Friday, February 26, 2010

Just a really stupid week

Ian broke his hand on Monday. It has been a learning experience for me. Mostly, I've learned that the medical profession places broken bones on the absolute bottom of the priority list. I just didn't realize they were no big deal.

Monday afternoon when he broke his hand, I didn't know where to take him. I thought I should take him to the InstaCare, but I didn't want to go there and have them tell me to go to the Emergency Room. So I called. They said I could bring him there, but they would just put a temporary cast on him and refer us to an orthopedic guy. I thought, why would I want to do it twice? Can I just go to our regular doctor and get a cast? They transferred me to my regular doctor and his assistant said that, yes, they could put a cast on him if he needed it. Bring him in in the morning and they'll x-ray it. I paused. In the morning? So what you are telling me is, don't panic, it is okay to come in tomorrow. She said yes, just ice it really good and give him some ibuprofen.

So we go to the doctor. He looks at the x-rays and says we need to go to an orthopedic guy. He writes us a referral and when he hands it to me he says, just call them within the week. Within the week? Really?

So I call the orthopedic guy and get an appointment for Thursday. He looks at Ian's x-rays and says - - "I need to reset the bones in his hand before we cast it, and I have to do it in the Emergency Room." Are you kidding me?

Apparently the Emergency Room has an x-ray machine, and the doctor does not. Somehow this does not make sense to me, but there is no point in arguing. So the orthopedic guy says, "I will call you tomorrow, after my day of surgery and you can meet me at the hospital."

Seems like it is always tomorrow with broken bones.

Monday, February 22, 2010

Thoughts on Prayer

I learned something the other day, a spiritual truth, and I want to try and write it down. I hope I can explain it in a way that will be clear. Sometimes things are “lost in translation.”

Jared, who is very bright, had parent teacher conferences the other day. When I got home I was going over his scores with him and noticed that he had a poor grade on an essay test. I said, “You write well, why did you get such a poor grade?” He said, “I write well, but I don’t write fast. It took me 20 minutes just to think of what to write about.”
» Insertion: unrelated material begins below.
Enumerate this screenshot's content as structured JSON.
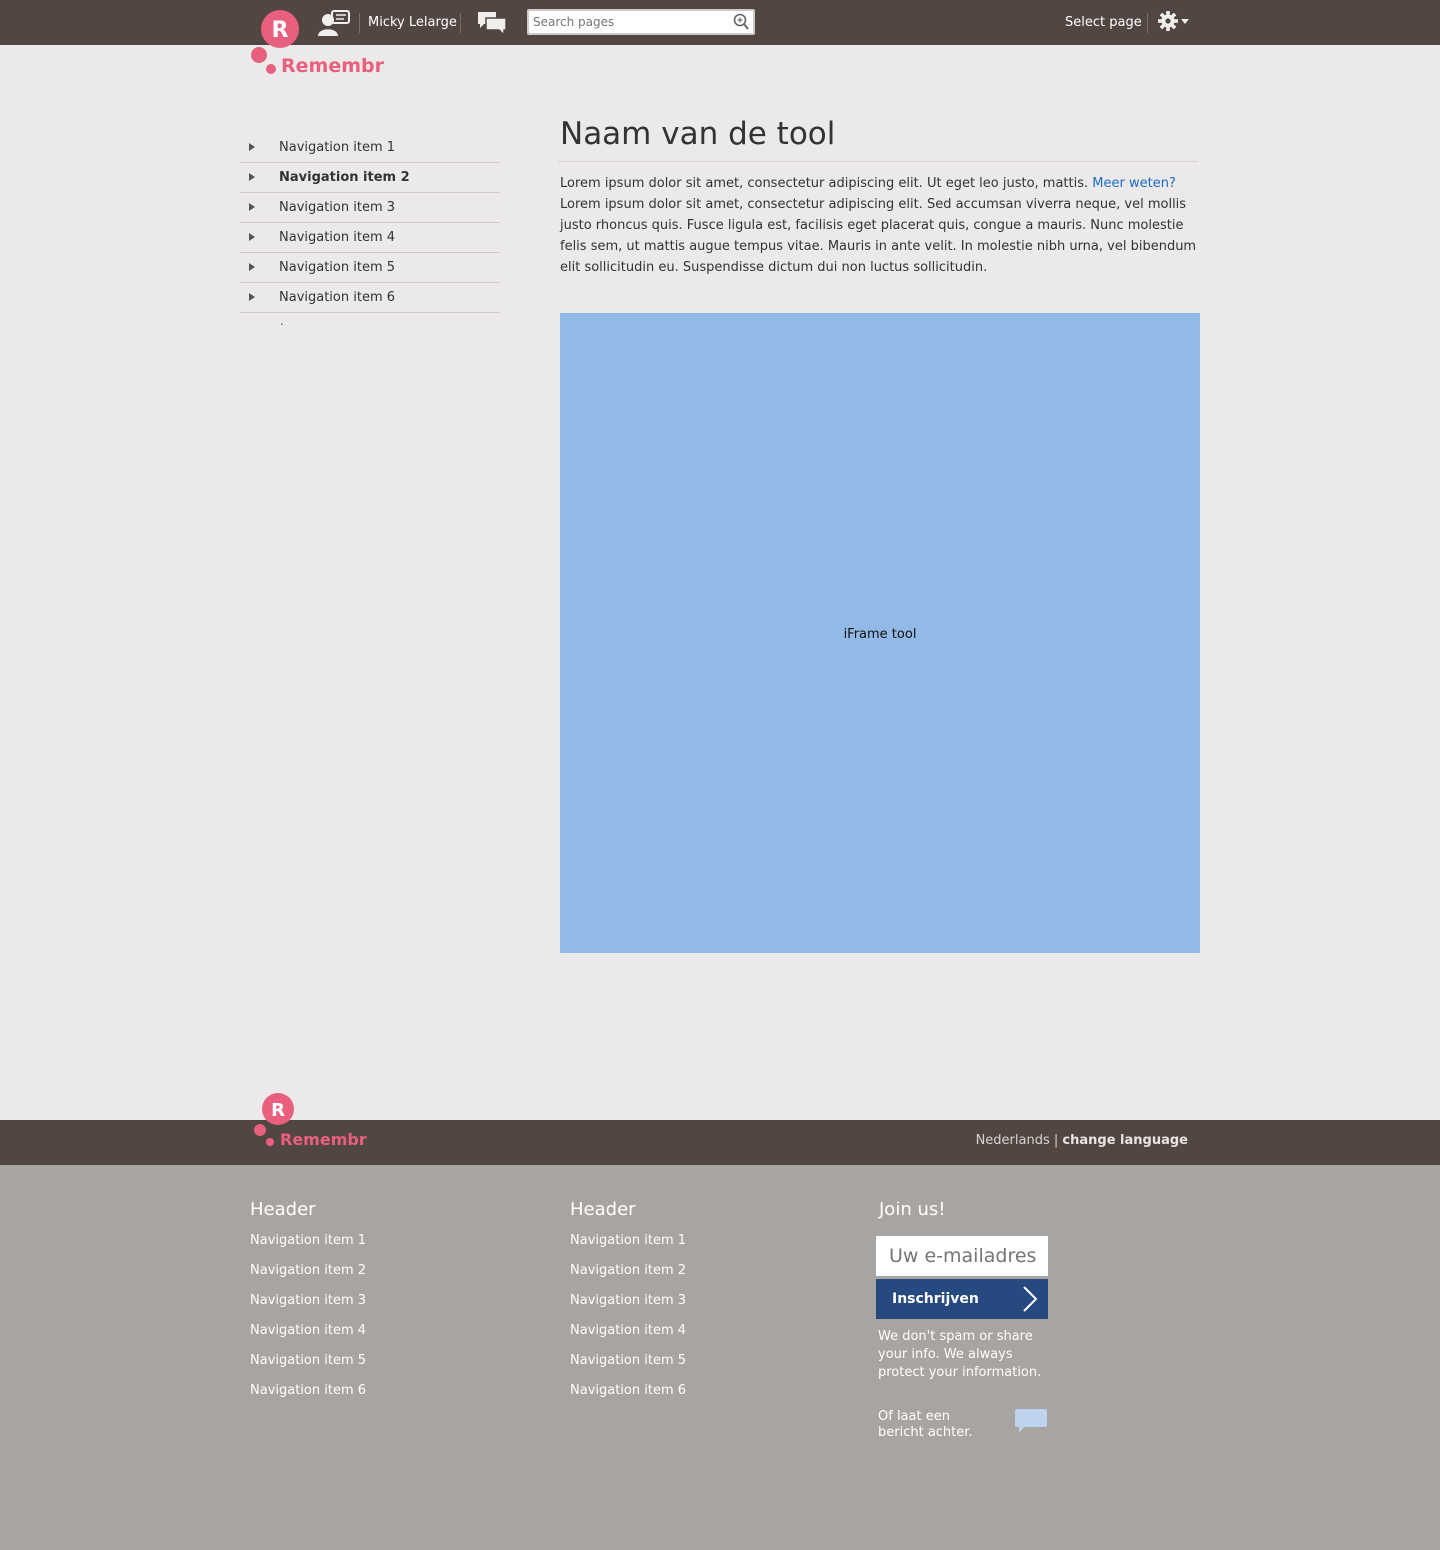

I said, “Well, Jared, if you went to you teacher and said, ‘I didn’t have time to finish – can I come back during lunch, or after school, and work on it some more?’ I am sure your teacher would let you. Your teachers know you can do well, and they want you to succeed. Sometimes you just have to ask for help.” And then I felt a little light go on in my head and I said, “It’s just like prayer.”

As the truth of that sunk in, I realized that it was very much like prayer. Heavenly Father wants us to succeed. He knows we can do it. He is willing to bless us. If we would rather say “no, I don’t want to ask… no, I’m embarrassed to ask… no, I’ll just take care of it myself,” then Heavenly Father will let us take care of it ourselves. Agency is so important that He will never force any thing on us, including blessings. If we are willing to trust in the arm of the flesh and muscle it out ourselves, he will let us have what we want.

But if we ask, we can be sure our petition will be considered as much as any concerned parent/teacher who wants us to learn, who wants us to succeed.

Wednesday, February 17, 2010

Senior Prom 2010

Here's a picture of Scotty and me at our Junior Prom in 1980.

Our ward has sponsored a "Senior" prom for the last three Valentine Day celebrations. Here's the latest.

Thursday, February 11, 2010

Proud of My Guy

I am pretty proud of Scotty and the impression he has made on the students and the administrator in his English as a Second Language class.

Steve Christensen is the administrator of Southwest High School's ESL program. Scotty had to interview him for a paper he's writing for his Master's class. Here is a quote that is just a really nice compliment for Scotty:

"Steve's level assessments assist in determining just how much ESL benefit the classes are providing. But he said, "The big picture of how well the program is running is by how many smiles I see...and this year, I see lots of smiles!" Student level gains and retention rates are unprecedentedly high this year (2009-2010) according to Steve."

And the students have made an impression on Scotty as well. He says, "I teach one of these ESL classes and know that my students cannot be cowards. I ponder their strength from what is often a wrenching decision to move to America, learning of a new world, living with constant challenges, humbling themselves to sit in class where they may embarrass themselves with their speaking ability. None of this is kid stuff. The ESL class is for the strong and gutsy. I suggest each of my students learn, remember and sincerely consider the last for words of our American National Anthem. I can testify that they, too, are part of what makes this a "Home of the Brave."

She'll Always be My Little Girl

Tara is sick. She sounds just awful. But she doesn't have a fever. And she doesn't have insurance. Her lungs are tight and achy, so I told her to boil some water on the stove to put some humidity in the air. She said, "How do I do that?"

She meant, "Is that gonna work?" Remember, she's sick.

So I decided to get her a humidifier so she can have it in her bedroom. I went to Target and bought this cute little Elephant shaped humidifier. She was tickled. I was amused she liked it so much. I guess my little girl will always be: My Little Girl.